Jay's hood turned towards her, and tilted inquisitively.

"Why are you looking at me like that? I mean, I assume you're looking at me," said Acacia.

"What, you don't WANT to feed her to carrion birds?"

"But there aren't any!"

"Are so!"

"Where? I don't see any," Acacia said.

"We're not far from where the crebain are patrolling—they'll be coming this way, anyway, to spy on the Fellowship."

"Oh. Sorry, hadn't been paying much attention to where we were."

Jay's hood turned skyward. "What's up with you this mission? You that tired?"

"Yes," said Acacia. "I stayed up late last night killing bit-characters, and had to get up early. Is it too much to ask to leave at dusk?" she demanded, then added, "Besides, I've just nearly been killed. This does not put me in a good mood."

Jay patted her friend on the shoulder. "Poor Acacia. You really shouldn't get in the way of swords."

"Well, we couldn't very well have anyone rescuing her, could we? Can we go home now? I'm looking forward to being visible again."

Jay nodded, pushed the portal button carefully, and led Acacia through.

Acacia took off her cloak, breathed a sigh of relief at the fact that she could see herself, and stashed the cloak and sword in a cabinet as souvenirs. "Now, the sooner we can get Makes-Things in here to fix that damn thing, the happier I'll be."

"You get some rest," Jay said soothingly. She sat down and started to knit with her (oddly enough) still-invisible yarn. Acacia fell asleep quickly enough. Jay put her knitting down carefully, and crept out into Headquarters proper.
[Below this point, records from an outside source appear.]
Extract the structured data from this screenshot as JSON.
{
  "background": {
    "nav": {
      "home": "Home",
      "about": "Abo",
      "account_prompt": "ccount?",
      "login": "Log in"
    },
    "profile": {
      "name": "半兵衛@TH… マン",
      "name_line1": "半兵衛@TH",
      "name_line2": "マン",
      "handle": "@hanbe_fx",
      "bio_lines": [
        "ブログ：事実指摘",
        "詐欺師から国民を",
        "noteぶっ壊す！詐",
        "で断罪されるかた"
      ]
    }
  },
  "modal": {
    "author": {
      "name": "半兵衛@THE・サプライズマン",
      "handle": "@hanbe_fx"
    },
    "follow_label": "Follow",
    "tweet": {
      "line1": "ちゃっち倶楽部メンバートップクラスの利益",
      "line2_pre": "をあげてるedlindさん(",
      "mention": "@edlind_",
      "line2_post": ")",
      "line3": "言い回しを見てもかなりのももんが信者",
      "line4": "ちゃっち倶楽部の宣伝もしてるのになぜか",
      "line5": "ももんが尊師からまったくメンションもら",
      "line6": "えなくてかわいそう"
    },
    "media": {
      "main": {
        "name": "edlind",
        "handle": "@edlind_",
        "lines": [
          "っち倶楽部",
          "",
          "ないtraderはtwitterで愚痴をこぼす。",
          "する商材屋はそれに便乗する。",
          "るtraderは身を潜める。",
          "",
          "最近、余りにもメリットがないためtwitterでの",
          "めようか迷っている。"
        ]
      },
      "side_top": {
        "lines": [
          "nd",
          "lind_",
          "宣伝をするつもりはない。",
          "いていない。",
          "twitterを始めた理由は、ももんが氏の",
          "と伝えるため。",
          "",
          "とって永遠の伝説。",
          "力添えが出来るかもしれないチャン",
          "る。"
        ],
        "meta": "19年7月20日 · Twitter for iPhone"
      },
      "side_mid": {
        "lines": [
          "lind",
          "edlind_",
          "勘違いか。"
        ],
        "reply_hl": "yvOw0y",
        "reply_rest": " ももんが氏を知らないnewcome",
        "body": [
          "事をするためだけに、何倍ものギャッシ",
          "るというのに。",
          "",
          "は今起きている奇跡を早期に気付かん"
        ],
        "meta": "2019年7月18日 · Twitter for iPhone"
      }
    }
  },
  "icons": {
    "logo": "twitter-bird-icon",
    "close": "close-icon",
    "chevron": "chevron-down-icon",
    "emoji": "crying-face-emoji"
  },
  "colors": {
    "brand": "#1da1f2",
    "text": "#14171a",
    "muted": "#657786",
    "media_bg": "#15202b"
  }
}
Five minutes later, a cowed young man was thrown bodily through the door, his tool chest after him. Acacia stirred, but didn't wake.

"Fix it," Jay said quietly.


[Acacia's A/N: Mary Sues these days. They're getting a lot more dangerous. Thanks to Joan who pointed out this fic to us along with a lot more, and congratulations to Maranogh who correctly guessed that I was using curare in the first chapter. We no longer have a famine of suggestions, but go ahead and send in yours anyway.]

[Jay's A/N: Wow! We almost got hurt! Scary. Jay got to be bloodthirsty—don't worry, it's not a trend. Hopefully, you'll be seeing more of Makes-Things. And if you want to write your own PPC... go for it! Boldly! It'd be great if it became a tradition.]